GIS - September 11, 2012: A one-day workshop on the Convention on the Elimination of all Forms of Discrimination Against Women (CEDAW) opened this morning at the Gold Crest Hotel, Quatre Bornes. The workshop is part of activities organised by the Ministry of Gender Equality, Child Development and Family Welfare to build capacity of members of the National Steering Committee on Gender Mainstreaming on CEDAW and the role of government officials in promoting CEDAW in the formulation of gender responsive laws, policies and strategies to advance gender equality at national and regional levels.

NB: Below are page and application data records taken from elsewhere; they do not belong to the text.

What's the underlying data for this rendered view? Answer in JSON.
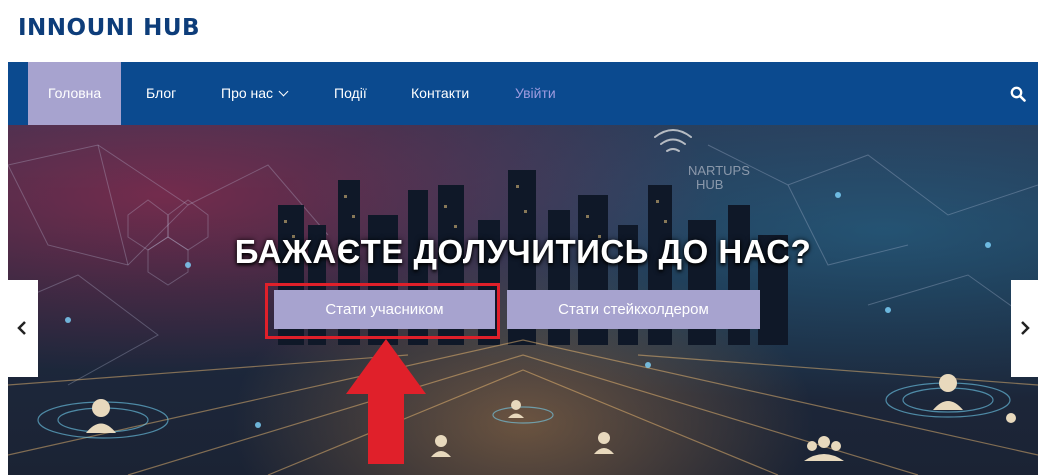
{
  "header": {
    "logo": "INNOUNI HUB"
  },
  "nav": {
    "items": [
      {
        "label": "Головна",
        "active": true
      },
      {
        "label": "Блог"
      },
      {
        "label": "Про нас",
        "has_dropdown": true
      },
      {
        "label": "Події"
      },
      {
        "label": "Контакти"
      },
      {
        "label": "Увійти"
      }
    ],
    "search_icon": "search-icon"
  },
  "hero": {
    "title": "БАЖАЄТЕ ДОЛУЧИТИСЬ ДО НАС?",
    "primary_button": "Стати учасником",
    "secondary_button": "Стати стейкхолдером",
    "prev_icon": "chevron-left-icon",
    "next_icon": "chevron-right-icon",
    "annotation_color": "#e0202a"
  },
  "colors": {
    "brand": "#0d3d7a",
    "nav_bg": "#0b4a8f",
    "accent": "#a7a3cf",
    "login_text": "#9f9ce0"
  }
}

The National Steering Committee on Gender Mainstreaming, comprising government officials of the administrative cadre, is a forum that ensures gender permeates all policies and programmes of Government and provides guidance and new strategic orientations to promote a gender responsive culture.
It is to be noted that Mauritius acceded to CEDAW in 1984. Under the Convention, the country has undergone three periodic review processes in 1995, 2006 and 2011, which assessed national actions to end discrimination against women and ensure women’s equal access to, and equal opportunities in the legal, social, economic and political spheres.

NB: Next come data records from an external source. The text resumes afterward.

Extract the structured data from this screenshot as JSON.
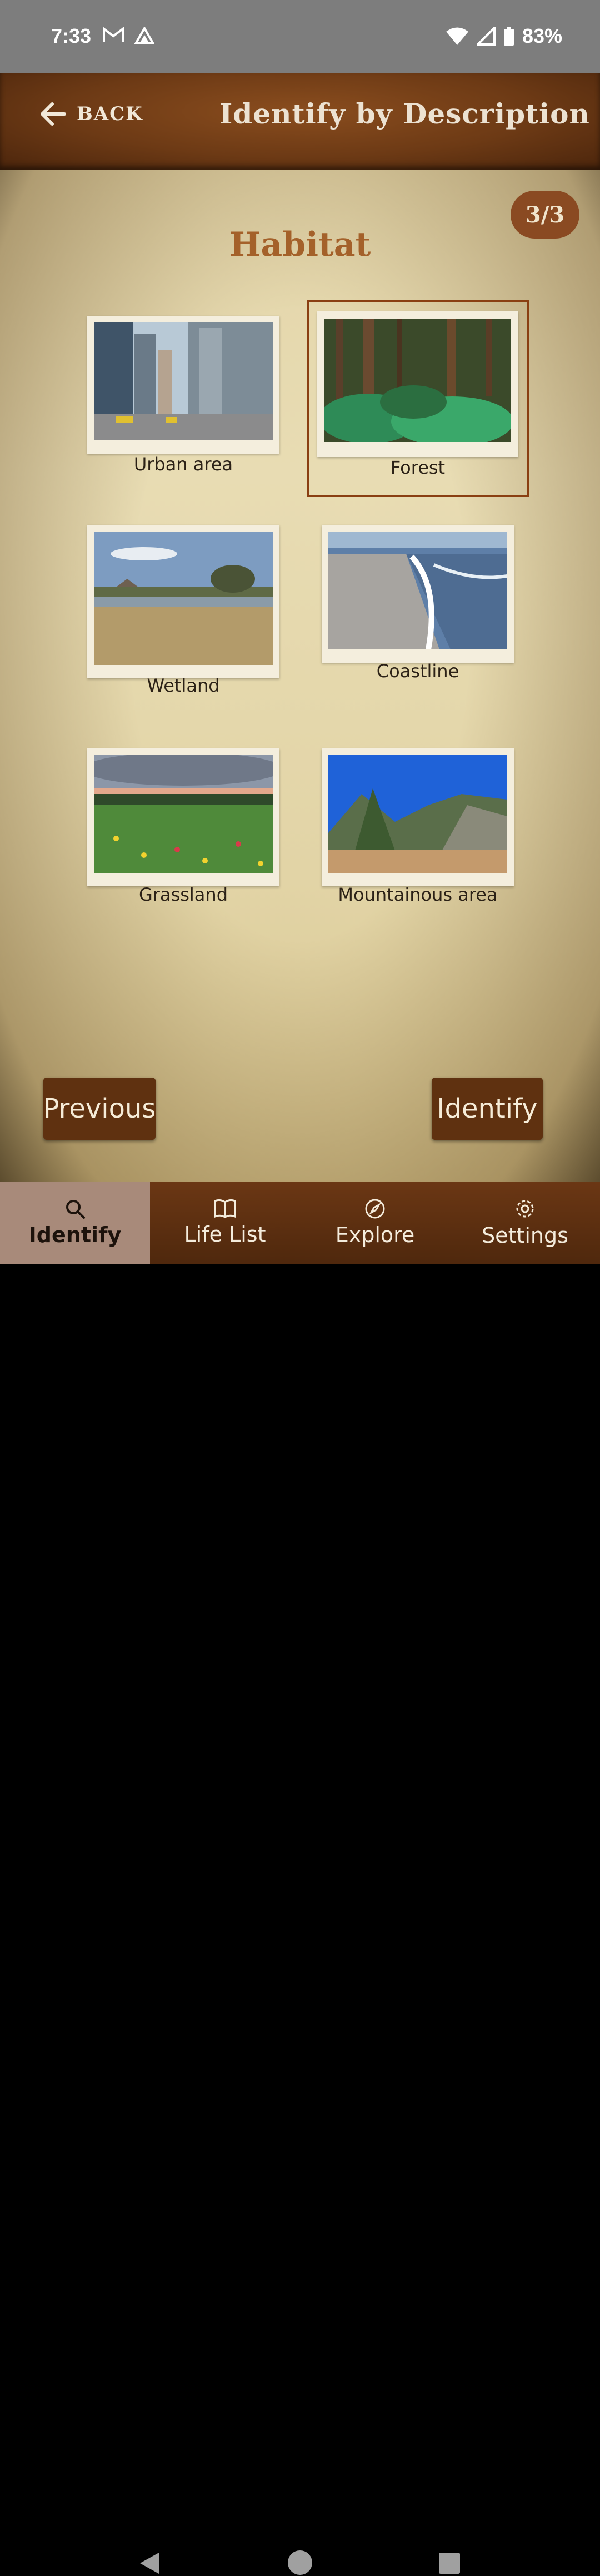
{
  "status_bar": {
    "time": "7:33",
    "battery": "83%"
  },
  "header": {
    "back_label": "BACK",
    "title": "Identify by Description"
  },
  "page_counter": "3/3",
  "section_title": "Habitat",
  "habitats": [
    {
      "label": "Urban area"
    },
    {
      "label": "Forest"
    },
    {
      "label": "Wetland"
    },
    {
      "label": "Coastline"
    },
    {
      "label": "Grassland"
    },
    {
      "label": "Mountainous area"
    }
  ],
  "selected_habitat": "Forest",
  "buttons": {
    "previous": "Previous",
    "identify": "Identify"
  },
  "bottom_nav": [
    {
      "label": "Identify",
      "icon": "search-icon"
    },
    {
      "label": "Life List",
      "icon": "book-icon"
    },
    {
      "label": "Explore",
      "icon": "compass-icon"
    },
    {
      "label": "Settings",
      "icon": "gear-icon"
    }
  ]
}
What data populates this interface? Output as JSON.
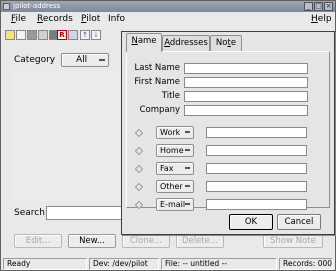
{
  "window": {
    "title": "jpilot-address"
  },
  "menubar": {
    "file": {
      "first": "F",
      "rest": "ile"
    },
    "records": {
      "first": "R",
      "rest": "ecords"
    },
    "pilot": {
      "first": "P",
      "rest": "ilot"
    },
    "info": "Info",
    "help": {
      "first": "H",
      "rest": "elp"
    }
  },
  "left": {
    "category_label": "Category",
    "category_value": "All",
    "search_label": "Search:",
    "search_value": "",
    "buttons": {
      "edit": "Edit...",
      "new": "New...",
      "clone": "Clone...",
      "delete": "Delete...",
      "show_note": "Show Note"
    }
  },
  "dialog": {
    "tabs": [
      {
        "label": "Name",
        "underline": "N",
        "rest": "ame"
      },
      {
        "label": "Addresses",
        "underline": "A",
        "rest": "ddresses"
      },
      {
        "label": "Note",
        "pre": "No",
        "underline": "t",
        "rest": "e"
      }
    ],
    "fields": {
      "last_name": {
        "label": "Last Name",
        "value": ""
      },
      "first_name": {
        "label": "First Name",
        "value": ""
      },
      "title": {
        "label": "Title",
        "value": ""
      },
      "company": {
        "label": "Company",
        "value": ""
      }
    },
    "phones": [
      {
        "type": "Work",
        "value": ""
      },
      {
        "type": "Home",
        "value": ""
      },
      {
        "type": "Fax",
        "value": ""
      },
      {
        "type": "Other",
        "value": ""
      },
      {
        "type": "E-mail",
        "value": ""
      }
    ],
    "ok": "OK",
    "cancel": "Cancel"
  },
  "statusbar": {
    "status": "Ready",
    "device": "Dev: /dev/pilot",
    "file": "File: -- untitled --",
    "records": "Records: 000"
  },
  "colors": {
    "titlebar": "#8a93a3",
    "window": "#e9e9e9",
    "dialog": "#e5e5e5"
  },
  "icons": [
    "new-doc-icon",
    "save-icon",
    "record-icon",
    "folder-icon",
    "r-icon",
    "hotsync-icon",
    "up-arrow-icon",
    "down-arrow-icon"
  ]
}
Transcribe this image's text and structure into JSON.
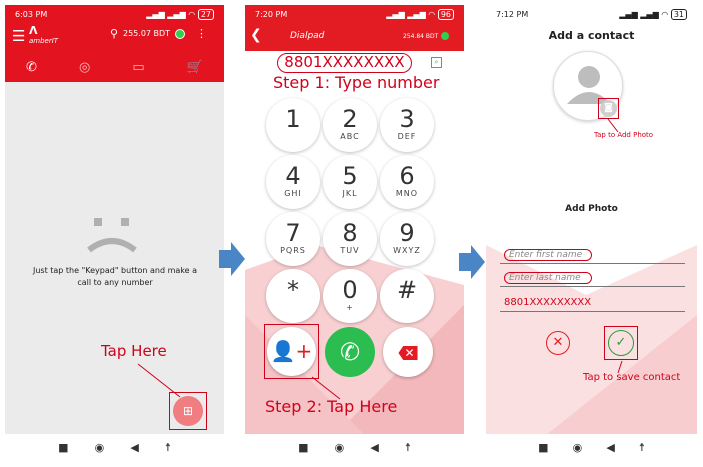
{
  "colors": {
    "brand_red": "#e3141f",
    "header_red": "#e31b23",
    "arrow_blue": "#4a86c5",
    "annotation_red": "#d0021b",
    "call_green": "#2bbd4f"
  },
  "screen1": {
    "status_time": "6:03 PM",
    "status_battery": "27",
    "app_name": "amberIT",
    "balance": "255.07 BDT",
    "tabs": [
      "phone-icon",
      "contacts-icon",
      "message-icon",
      "cart-icon"
    ],
    "empty_message": "Just tap the \"Keypad\" button and make a call to any number",
    "annotation": "Tap Here"
  },
  "screen2": {
    "status_time": "7:20 PM",
    "status_battery": "96",
    "title": "Dialpad",
    "balance": "254.84 BDT",
    "number": "8801XXXXXXXX",
    "step1": "Step 1: Type number",
    "step2": "Step 2: Tap Here",
    "keys": [
      {
        "digit": "1",
        "letters": ""
      },
      {
        "digit": "2",
        "letters": "ABC"
      },
      {
        "digit": "3",
        "letters": "DEF"
      },
      {
        "digit": "4",
        "letters": "GHI"
      },
      {
        "digit": "5",
        "letters": "JKL"
      },
      {
        "digit": "6",
        "letters": "MNO"
      },
      {
        "digit": "7",
        "letters": "PQRS"
      },
      {
        "digit": "8",
        "letters": "TUV"
      },
      {
        "digit": "9",
        "letters": "WXYZ"
      },
      {
        "digit": "*",
        "letters": ""
      },
      {
        "digit": "0",
        "letters": "+"
      },
      {
        "digit": "#",
        "letters": ""
      }
    ]
  },
  "screen3": {
    "status_time": "7:12 PM",
    "status_battery": "31",
    "title": "Add a contact",
    "photo_annotation": "Tap to Add Photo",
    "add_photo_label": "Add Photo",
    "first_name_placeholder": "Enter first name",
    "last_name_placeholder": "Enter last name",
    "number_value": "8801XXXXXXXXX",
    "save_annotation": "Tap to save contact"
  }
}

In her opening address for the occasion, the Minister of Gender Equality, Child Development and Family Welfare, Mrs Mireille Martin, stated that the CEDAW, as an influential tool to attain universal women’s rights standards, provides room for redressing all forms of discrimination against women. “As such, the Government and my ministry are relentlessly working to implement the recommendations mentioned in the concluding observations of the CEDAW’s country report”, she said.
According to the minister, the measures initiated include the introduction of new legislations as well as amendments to existing ones namely the Equal Opportunities Act 2008, the Local Government Act 2012 and the Criminal Code (Amendment) Act 2012 to ensure a greater protection and inclusion of women’s rights; the development of a computerized system for data collection on domestic violence known as Domestic Violence Information System (DOVIS); regular campaigns on gender concept to change traditional perceptions on gender roles in the family and society; and the introduction by the Ministry of Civil service Affairs and Administrative Reforms of a module on gender in its training programme for public officers, among others.

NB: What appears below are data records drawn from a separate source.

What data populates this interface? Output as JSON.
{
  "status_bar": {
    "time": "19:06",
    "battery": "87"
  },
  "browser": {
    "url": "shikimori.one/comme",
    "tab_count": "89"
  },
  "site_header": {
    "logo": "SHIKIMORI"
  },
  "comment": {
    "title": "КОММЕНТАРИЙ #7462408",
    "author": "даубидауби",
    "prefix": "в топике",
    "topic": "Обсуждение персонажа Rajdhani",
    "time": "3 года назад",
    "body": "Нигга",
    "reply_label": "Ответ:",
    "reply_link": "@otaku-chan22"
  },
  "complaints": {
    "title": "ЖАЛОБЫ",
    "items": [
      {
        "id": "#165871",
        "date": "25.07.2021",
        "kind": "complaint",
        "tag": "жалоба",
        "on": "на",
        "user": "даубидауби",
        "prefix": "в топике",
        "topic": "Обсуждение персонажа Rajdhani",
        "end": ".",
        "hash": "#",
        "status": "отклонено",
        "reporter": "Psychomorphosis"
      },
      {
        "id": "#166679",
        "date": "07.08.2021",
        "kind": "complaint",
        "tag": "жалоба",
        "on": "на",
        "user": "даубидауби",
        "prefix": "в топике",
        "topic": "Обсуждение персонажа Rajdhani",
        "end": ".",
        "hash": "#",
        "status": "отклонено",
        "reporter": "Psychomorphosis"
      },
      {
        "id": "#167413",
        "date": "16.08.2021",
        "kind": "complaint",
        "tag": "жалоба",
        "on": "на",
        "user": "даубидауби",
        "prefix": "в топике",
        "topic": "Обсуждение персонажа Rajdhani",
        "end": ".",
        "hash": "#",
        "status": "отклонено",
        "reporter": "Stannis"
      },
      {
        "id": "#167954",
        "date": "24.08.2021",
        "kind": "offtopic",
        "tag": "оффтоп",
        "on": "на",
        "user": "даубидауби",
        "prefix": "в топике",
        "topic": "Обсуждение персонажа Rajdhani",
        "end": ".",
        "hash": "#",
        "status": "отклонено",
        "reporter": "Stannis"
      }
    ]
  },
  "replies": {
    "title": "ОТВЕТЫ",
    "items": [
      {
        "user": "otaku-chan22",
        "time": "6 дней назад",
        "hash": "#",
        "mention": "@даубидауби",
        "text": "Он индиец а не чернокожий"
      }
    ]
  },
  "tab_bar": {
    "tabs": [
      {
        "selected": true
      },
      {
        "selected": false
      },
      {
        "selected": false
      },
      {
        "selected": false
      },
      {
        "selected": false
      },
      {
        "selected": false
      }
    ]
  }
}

Mrs Martin pointed out that for CEDAW to be used and its transformative potential unpacked, it depends on how well the Convention is understood, grasped, internalized and owned by all stakeholders. She called on participants to fully engage in the implementation of the Convention. “It is critical that you are made aware of women’s human rights instruments; you should deepen your understanding of CEDAW; you should contribute effectively in the implementation of the various articles; you should help the timely reporting exercise; and you should strengthen the capacity of other colleagues by popularizing CEDAW provisions”, she added.
The Minister also announced that other workshops to enable members of the Committee to internalise the various provisions and implications of a number of other human rights treaties related to women’s rights, non-discrimination and gender equality such as the SADC Protocol on Gender and Development and the Commonwealth Plan of Action on Gender and Development would be scheduled soon.